_About this task:_ Only a number is wanted here: the count of lines in the entries below that include the word "Введите".

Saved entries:

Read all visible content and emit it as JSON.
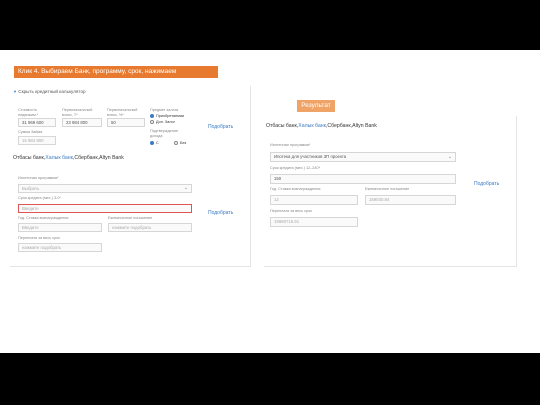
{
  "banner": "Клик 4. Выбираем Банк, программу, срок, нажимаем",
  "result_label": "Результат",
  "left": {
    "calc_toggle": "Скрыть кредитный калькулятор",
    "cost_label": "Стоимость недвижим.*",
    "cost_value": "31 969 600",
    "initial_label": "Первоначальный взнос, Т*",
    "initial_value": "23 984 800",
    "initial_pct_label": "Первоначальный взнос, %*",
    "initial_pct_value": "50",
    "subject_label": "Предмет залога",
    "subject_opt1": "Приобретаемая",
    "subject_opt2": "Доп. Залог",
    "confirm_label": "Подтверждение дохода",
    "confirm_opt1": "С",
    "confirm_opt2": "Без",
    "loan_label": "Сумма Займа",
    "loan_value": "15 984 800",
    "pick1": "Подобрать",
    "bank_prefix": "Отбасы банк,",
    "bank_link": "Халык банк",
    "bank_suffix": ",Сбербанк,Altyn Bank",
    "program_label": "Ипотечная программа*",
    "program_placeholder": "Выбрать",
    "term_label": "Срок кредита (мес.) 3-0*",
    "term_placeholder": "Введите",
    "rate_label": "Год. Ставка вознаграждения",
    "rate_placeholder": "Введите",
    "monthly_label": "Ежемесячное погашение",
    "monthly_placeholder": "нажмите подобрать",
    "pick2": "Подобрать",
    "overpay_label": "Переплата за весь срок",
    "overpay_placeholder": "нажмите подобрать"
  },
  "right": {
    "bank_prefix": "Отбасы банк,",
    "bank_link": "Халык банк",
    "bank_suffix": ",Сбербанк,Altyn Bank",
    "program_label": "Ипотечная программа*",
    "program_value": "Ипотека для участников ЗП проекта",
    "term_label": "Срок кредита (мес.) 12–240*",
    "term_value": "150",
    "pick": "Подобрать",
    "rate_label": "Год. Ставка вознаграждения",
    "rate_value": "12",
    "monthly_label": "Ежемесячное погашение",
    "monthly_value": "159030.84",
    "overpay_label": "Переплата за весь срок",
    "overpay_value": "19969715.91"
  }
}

_Problem solution:_ 2